We are disposed to concur in the wisdom of Lord Hastings's
policy. - Had the other plan been prosecuted, what would have resulted ? Driven ont of Malwa, they would have found an asylum with Holkah and Scindiah. The nature of the evil was such, that nothing short of its complete extirpation could be 'remedial of it. It was, therefore, announced to the Malratta states, that the period was arrived, when it was incumbent upon them either to join in the league for the extirpation of the common foe, or to incur the hostility of the British Government. It was also intimated to the independent states of Rajapootana and Bhopaul, that they would be included in the league, on the consideration of paying a moderate sum to the British Government, as the price of protection. But we confess that, according to our notions of political morality, there are some parts of the policy which are of ambiguous justice. Considering the avowed connexion between Scindiah and Holkar and the Pindarree leaders, it was not unjust that they should be called upon to unite in their suppression. The case, we think, was different with the other states. All compulsory aid is at best feebleness. It could be justified only on the principle that these powers could not withstand the Pindarrees, and that their resources would be employed against us. But this is improbable. The safety of the Pindarrees was in perpetual flight. They could not organize a systematic resistance. If they once hælted, they were lost.

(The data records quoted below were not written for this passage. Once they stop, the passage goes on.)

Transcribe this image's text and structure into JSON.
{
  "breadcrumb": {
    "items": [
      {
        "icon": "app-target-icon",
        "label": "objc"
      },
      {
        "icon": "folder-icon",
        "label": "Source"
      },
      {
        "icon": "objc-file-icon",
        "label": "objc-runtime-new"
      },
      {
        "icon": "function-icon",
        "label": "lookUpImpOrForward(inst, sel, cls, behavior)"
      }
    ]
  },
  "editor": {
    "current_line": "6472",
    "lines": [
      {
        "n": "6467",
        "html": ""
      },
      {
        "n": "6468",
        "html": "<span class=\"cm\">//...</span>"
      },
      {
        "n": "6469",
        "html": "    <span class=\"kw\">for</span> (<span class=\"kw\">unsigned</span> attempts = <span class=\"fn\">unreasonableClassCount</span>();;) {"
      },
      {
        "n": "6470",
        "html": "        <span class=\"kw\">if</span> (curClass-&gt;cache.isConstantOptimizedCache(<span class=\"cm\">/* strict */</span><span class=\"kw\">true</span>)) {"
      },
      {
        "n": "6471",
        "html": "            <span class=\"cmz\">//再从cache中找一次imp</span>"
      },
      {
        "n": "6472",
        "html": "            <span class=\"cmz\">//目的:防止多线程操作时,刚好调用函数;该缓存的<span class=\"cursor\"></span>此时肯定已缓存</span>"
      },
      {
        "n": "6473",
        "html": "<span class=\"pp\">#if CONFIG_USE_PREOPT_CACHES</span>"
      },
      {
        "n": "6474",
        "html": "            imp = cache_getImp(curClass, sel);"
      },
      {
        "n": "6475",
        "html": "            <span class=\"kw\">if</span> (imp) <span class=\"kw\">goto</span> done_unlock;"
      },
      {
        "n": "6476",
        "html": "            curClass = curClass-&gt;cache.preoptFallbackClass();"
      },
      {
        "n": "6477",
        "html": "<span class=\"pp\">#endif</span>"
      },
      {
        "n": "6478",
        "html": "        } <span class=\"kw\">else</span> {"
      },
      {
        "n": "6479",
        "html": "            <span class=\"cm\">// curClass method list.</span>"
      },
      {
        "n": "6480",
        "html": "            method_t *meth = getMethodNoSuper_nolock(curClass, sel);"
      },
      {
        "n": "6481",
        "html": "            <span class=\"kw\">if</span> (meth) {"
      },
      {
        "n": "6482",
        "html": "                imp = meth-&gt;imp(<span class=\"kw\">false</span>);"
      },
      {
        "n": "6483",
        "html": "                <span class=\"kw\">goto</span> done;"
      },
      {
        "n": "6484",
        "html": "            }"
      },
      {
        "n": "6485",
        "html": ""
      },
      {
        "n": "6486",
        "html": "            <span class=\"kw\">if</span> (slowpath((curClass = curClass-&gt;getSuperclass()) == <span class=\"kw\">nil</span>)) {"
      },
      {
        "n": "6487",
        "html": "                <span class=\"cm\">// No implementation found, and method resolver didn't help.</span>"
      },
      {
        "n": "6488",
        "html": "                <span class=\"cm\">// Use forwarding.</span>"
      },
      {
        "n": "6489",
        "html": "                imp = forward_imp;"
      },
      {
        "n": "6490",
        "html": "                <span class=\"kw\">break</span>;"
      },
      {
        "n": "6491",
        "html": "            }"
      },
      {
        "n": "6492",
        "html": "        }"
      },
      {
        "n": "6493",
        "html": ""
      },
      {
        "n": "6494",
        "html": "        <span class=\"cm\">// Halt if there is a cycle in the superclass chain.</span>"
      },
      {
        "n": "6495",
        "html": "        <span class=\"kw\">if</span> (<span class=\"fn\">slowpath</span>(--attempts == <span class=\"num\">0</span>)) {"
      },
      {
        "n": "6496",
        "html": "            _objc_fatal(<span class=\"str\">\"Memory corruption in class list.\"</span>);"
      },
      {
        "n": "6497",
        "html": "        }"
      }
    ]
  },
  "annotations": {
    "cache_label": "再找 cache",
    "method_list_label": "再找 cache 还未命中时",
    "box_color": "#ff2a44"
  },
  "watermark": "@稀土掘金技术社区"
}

The whole disposable force of the three Presidencies was ordered into the field, and presented a magnificent spectacle of British resources. Not fewer than 100,000 regular troops and 20,000 irregulars were destined to act against the Pindarrees. On the side of Hindostan, four divisions, under the personal command of Lord Hastings, were directed to act offensively, while two divisions were reserved for the protection of the frontier; four others were ready for operations on the Madras and Bombay frontier, and one was reserved for the defence of our territory. Advancing simultaneously and on an extended base, this powerful force was enabled to sweep the whole of Central India, to hem in the Pindarrees within the different divisions, and to render their destruction inevitable. On the 16th of October 1817, Lord Hastings assumed the command of the grand army, and immediately advanced against Scindiah's capital. This chieftain had not only manifested extreme reluctance to co-operate with the British, but had given support and encouragement to the Pindarrees. The appearance of a powerful British army compelled him to join the confederation; and he agreed to furnish 5000 horse, to be at the disposal of the British Government, and under the command of a British officer, in furtherance of the common